◆ **WHAT THIS TASK INVOLVES**: Each line of the data below must be reproduced without any change.

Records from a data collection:
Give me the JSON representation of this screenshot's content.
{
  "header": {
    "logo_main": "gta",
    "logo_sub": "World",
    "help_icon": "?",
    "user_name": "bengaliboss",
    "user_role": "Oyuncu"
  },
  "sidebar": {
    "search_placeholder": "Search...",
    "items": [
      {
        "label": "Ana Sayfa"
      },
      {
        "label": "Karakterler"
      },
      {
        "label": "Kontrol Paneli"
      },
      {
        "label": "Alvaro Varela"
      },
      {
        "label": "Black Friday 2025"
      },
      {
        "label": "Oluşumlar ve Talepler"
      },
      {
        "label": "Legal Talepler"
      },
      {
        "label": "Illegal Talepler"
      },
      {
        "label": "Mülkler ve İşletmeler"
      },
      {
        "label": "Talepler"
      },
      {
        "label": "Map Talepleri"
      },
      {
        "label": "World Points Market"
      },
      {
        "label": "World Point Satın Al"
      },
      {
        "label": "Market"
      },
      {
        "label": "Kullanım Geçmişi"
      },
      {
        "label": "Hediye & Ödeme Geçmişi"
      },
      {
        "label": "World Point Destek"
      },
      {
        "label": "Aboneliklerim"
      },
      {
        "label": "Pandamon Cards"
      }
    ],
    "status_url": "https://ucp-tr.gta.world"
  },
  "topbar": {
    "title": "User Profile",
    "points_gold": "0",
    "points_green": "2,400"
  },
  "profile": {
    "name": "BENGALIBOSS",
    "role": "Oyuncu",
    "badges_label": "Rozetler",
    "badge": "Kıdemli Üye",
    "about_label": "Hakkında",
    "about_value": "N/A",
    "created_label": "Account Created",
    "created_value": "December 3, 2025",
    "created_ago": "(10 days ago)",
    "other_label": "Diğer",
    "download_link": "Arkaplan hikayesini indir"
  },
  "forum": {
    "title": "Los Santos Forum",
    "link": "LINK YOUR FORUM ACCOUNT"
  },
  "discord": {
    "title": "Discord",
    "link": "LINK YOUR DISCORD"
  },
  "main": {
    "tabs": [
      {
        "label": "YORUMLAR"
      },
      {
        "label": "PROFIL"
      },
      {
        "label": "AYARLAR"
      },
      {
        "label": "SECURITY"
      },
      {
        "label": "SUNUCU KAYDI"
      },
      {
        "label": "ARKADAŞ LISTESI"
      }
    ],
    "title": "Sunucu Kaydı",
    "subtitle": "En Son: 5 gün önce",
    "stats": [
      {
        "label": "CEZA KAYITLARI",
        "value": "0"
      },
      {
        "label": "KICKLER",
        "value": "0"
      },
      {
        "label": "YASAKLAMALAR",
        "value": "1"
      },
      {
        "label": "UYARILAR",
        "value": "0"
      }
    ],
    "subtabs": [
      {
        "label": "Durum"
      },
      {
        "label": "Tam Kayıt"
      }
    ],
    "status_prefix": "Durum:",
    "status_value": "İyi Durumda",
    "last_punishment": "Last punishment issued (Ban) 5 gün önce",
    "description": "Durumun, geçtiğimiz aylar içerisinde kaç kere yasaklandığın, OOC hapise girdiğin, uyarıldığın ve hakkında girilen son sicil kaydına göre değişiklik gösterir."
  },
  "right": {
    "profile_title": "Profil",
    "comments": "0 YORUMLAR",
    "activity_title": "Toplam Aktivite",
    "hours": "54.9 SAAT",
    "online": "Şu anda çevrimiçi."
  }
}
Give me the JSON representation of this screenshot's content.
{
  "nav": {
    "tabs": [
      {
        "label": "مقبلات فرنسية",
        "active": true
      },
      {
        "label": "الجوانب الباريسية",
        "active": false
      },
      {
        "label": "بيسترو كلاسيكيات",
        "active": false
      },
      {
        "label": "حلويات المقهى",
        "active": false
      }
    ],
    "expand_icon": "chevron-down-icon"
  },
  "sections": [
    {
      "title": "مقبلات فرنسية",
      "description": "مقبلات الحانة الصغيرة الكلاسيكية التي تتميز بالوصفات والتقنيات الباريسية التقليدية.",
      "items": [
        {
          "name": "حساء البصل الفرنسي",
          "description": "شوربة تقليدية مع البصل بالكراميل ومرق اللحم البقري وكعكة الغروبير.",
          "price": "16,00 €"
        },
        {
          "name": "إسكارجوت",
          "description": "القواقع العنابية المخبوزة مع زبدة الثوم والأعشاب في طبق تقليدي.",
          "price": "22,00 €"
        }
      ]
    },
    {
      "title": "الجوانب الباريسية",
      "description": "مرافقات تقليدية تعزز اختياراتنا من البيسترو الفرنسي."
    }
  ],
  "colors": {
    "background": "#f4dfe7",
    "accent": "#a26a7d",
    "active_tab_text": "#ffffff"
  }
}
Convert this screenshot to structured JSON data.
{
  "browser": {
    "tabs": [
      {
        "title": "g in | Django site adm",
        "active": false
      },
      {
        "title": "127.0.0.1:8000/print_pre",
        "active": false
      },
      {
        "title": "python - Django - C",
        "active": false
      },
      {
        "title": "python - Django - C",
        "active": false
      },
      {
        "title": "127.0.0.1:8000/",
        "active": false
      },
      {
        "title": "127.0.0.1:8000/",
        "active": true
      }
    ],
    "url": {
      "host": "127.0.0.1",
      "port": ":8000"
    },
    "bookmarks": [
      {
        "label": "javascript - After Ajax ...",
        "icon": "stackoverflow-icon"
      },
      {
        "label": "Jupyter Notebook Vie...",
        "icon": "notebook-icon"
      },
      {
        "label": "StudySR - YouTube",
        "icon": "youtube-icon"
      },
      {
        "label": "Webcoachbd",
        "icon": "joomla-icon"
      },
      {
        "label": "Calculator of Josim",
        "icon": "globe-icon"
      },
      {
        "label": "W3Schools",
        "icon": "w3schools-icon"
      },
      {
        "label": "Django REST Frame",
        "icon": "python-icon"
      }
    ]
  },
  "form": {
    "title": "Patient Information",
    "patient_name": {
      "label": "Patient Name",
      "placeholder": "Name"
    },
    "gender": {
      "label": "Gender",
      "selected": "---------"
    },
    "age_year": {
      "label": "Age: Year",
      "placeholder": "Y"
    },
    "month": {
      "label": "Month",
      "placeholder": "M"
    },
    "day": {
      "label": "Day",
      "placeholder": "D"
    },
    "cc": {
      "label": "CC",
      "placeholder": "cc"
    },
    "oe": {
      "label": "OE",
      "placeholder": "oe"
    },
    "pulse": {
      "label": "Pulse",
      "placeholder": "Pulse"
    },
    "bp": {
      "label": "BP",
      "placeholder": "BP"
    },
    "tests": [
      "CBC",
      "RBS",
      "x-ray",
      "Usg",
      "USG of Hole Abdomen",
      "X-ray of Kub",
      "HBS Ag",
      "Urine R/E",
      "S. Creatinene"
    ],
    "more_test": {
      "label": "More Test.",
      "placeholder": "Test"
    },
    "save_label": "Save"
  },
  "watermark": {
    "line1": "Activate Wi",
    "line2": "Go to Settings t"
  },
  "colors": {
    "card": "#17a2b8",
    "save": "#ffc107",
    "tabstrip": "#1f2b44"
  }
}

◆ **RESPONSE**:
Give me the JSON representation of this screenshot's content.
{
  "header": {
    "logo_main": "gta",
    "logo_sub": "World",
    "help_icon": "?",
    "user_name": "bengaliboss",
    "user_role": "Oyuncu"
  },
  "sidebar": {
    "search_placeholder": "Search...",
    "items": [
      {
        "label": "Ana Sayfa"
      },
      {
        "label": "Karakterler"
      },
      {
        "label": "Kontrol Paneli"
      },
      {
        "label": "Alvaro Varela"
      },
      {
        "label": "Black Friday 2025"
      },
      {
        "label": "Oluşumlar ve Talepler"
      },
      {
        "label": "Legal Talepler"
      },
      {
        "label": "Illegal Talepler"
      },
      {
        "label": "Mülkler ve İşletmeler"
      },
      {
        "label": "Talepler"
      },
      {
        "label": "Map Talepleri"
      },
      {
        "label": "World Points Market"
      },
      {
        "label": "World Point Satın Al"
      },
      {
        "label": "Market"
      },
      {
        "label": "Kullanım Geçmişi"
      },
      {
        "label": "Hediye & Ödeme Geçmişi"
      },
      {
        "label": "World Point Destek"
      },
      {
        "label": "Aboneliklerim"
      },
      {
        "label": "Pandamon Cards"
      }
    ],
    "status_url": "https://ucp-tr.gta.world"
  },
  "topbar": {
    "title": "User Profile",
    "points_gold": "0",
    "points_green": "2,400"
  },
  "profile": {
    "name": "BENGALIBOSS",
    "role": "Oyuncu",
    "badges_label": "Rozetler",
    "badge": "Kıdemli Üye",
    "about_label": "Hakkında",
    "about_value": "N/A",
    "created_label": "Account Created",
    "created_value": "December 3, 2025",
    "created_ago": "(10 days ago)",
    "other_label": "Diğer",
    "download_link": "Arkaplan hikayesini indir"
  },
  "forum": {
    "title": "Los Santos Forum",
    "link": "LINK YOUR FORUM ACCOUNT"
  },
  "discord": {
    "title": "Discord",
    "link": "LINK YOUR DISCORD"
  },
  "main": {
    "tabs": [
      {
        "label": "YORUMLAR"
      },
      {
        "label": "PROFIL"
      },
      {
        "label": "AYARLAR"
      },
      {
        "label": "SECURITY"
      },
      {
        "label": "SUNUCU KAYDI"
      },
      {
        "label": "ARKADAŞ LISTESI"
      }
    ],
    "title": "Sunucu Kaydı",
    "subtitle": "En Son: 5 gün önce",
    "stats": [
      {
        "label": "CEZA KAYITLARI",
        "value": "0"
      },
      {
        "label": "KICKLER",
        "value": "0"
      },
      {
        "label": "YASAKLAMALAR",
        "value": "1"
      },
      {
        "label": "UYARILAR",
        "value": "0"
      }
    ],
    "subtabs": [
      {
        "label": "Durum"
      },
      {
        "label": "Tam Kayıt"
      }
    ],
    "status_prefix": "Durum:",
    "status_value": "İyi Durumda",
    "last_punishment": "Last punishment issued (Ban) 5 gün önce",
    "description": "Durumun, geçtiğimiz aylar içerisinde kaç kere yasaklandığın, OOC hapise girdiğin, uyarıldığın ve hakkında girilen son sicil kaydına göre değişiklik gösterir."
  },
  "right": {
    "profile_title": "Profil",
    "comments": "0 YORUMLAR",
    "activity_title": "Toplam Aktivite",
    "hours": "54.9 SAAT",
    "online": "Şu anda çevrimiçi."
  }
}
Give me the JSON representation of this screenshot's content.
{
  "nav": {
    "tabs": [
      {
        "label": "مقبلات فرنسية",
        "active": true
      },
      {
        "label": "الجوانب الباريسية",
        "active": false
      },
      {
        "label": "بيسترو كلاسيكيات",
        "active": false
      },
      {
        "label": "حلويات المقهى",
        "active": false
      }
    ],
    "expand_icon": "chevron-down-icon"
  },
  "sections": [
    {
      "title": "مقبلات فرنسية",
      "description": "مقبلات الحانة الصغيرة الكلاسيكية التي تتميز بالوصفات والتقنيات الباريسية التقليدية.",
      "items": [
        {
          "name": "حساء البصل الفرنسي",
          "description": "شوربة تقليدية مع البصل بالكراميل ومرق اللحم البقري وكعكة الغروبير.",
          "price": "16,00 €"
        },
        {
          "name": "إسكارجوت",
          "description": "القواقع العنابية المخبوزة مع زبدة الثوم والأعشاب في طبق تقليدي.",
          "price": "22,00 €"
        }
      ]
    },
    {
      "title": "الجوانب الباريسية",
      "description": "مرافقات تقليدية تعزز اختياراتنا من البيسترو الفرنسي."
    }
  ],
  "colors": {
    "background": "#f4dfe7",
    "accent": "#a26a7d",
    "active_tab_text": "#ffffff"
  }
}
Convert this screenshot to structured JSON data.
{
  "browser": {
    "tabs": [
      {
        "title": "g in | Django site adm",
        "active": false
      },
      {
        "title": "127.0.0.1:8000/print_pre",
        "active": false
      },
      {
        "title": "python - Django - C",
        "active": false
      },
      {
        "title": "python - Django - C",
        "active": false
      },
      {
        "title": "127.0.0.1:8000/",
        "active": false
      },
      {
        "title": "127.0.0.1:8000/",
        "active": true
      }
    ],
    "url": {
      "host": "127.0.0.1",
      "port": ":8000"
    },
    "bookmarks": [
      {
        "label": "javascript - After Ajax ...",
        "icon": "stackoverflow-icon"
      },
      {
        "label": "Jupyter Notebook Vie...",
        "icon": "notebook-icon"
      },
      {
        "label": "StudySR - YouTube",
        "icon": "youtube-icon"
      },
      {
        "label": "Webcoachbd",
        "icon": "joomla-icon"
      },
      {
        "label": "Calculator of Josim",
        "icon": "globe-icon"
      },
      {
        "label": "W3Schools",
        "icon": "w3schools-icon"
      },
      {
        "label": "Django REST Frame",
        "icon": "python-icon"
      }
    ]
  },
  "form": {
    "title": "Patient Information",
    "patient_name": {
      "label": "Patient Name",
      "placeholder": "Name"
    },
    "gender": {
      "label": "Gender",
      "selected": "---------"
    },
    "age_year": {
      "label": "Age: Year",
      "placeholder": "Y"
    },
    "month": {
      "label": "Month",
      "placeholder": "M"
    },
    "day": {
      "label": "Day",
      "placeholder": "D"
    },
    "cc": {
      "label": "CC",
      "placeholder": "cc"
    },
    "oe": {
      "label": "OE",
      "placeholder": "oe"
    },
    "pulse": {
      "label": "Pulse",
      "placeholder": "Pulse"
    },
    "bp": {
      "label": "BP",
      "placeholder": "BP"
    },
    "tests": [
      "CBC",
      "RBS",
      "x-ray",
      "Usg",
      "USG of Hole Abdomen",
      "X-ray of Kub",
      "HBS Ag",
      "Urine R/E",
      "S. Creatinene"
    ],
    "more_test": {
      "label": "More Test.",
      "placeholder": "Test"
    },
    "save_label": "Save"
  },
  "watermark": {
    "line1": "Activate Wi",
    "line2": "Go to Settings t"
  },
  "colors": {
    "card": "#17a2b8",
    "save": "#ffc107",
    "tabstrip": "#1f2b44"
  }
}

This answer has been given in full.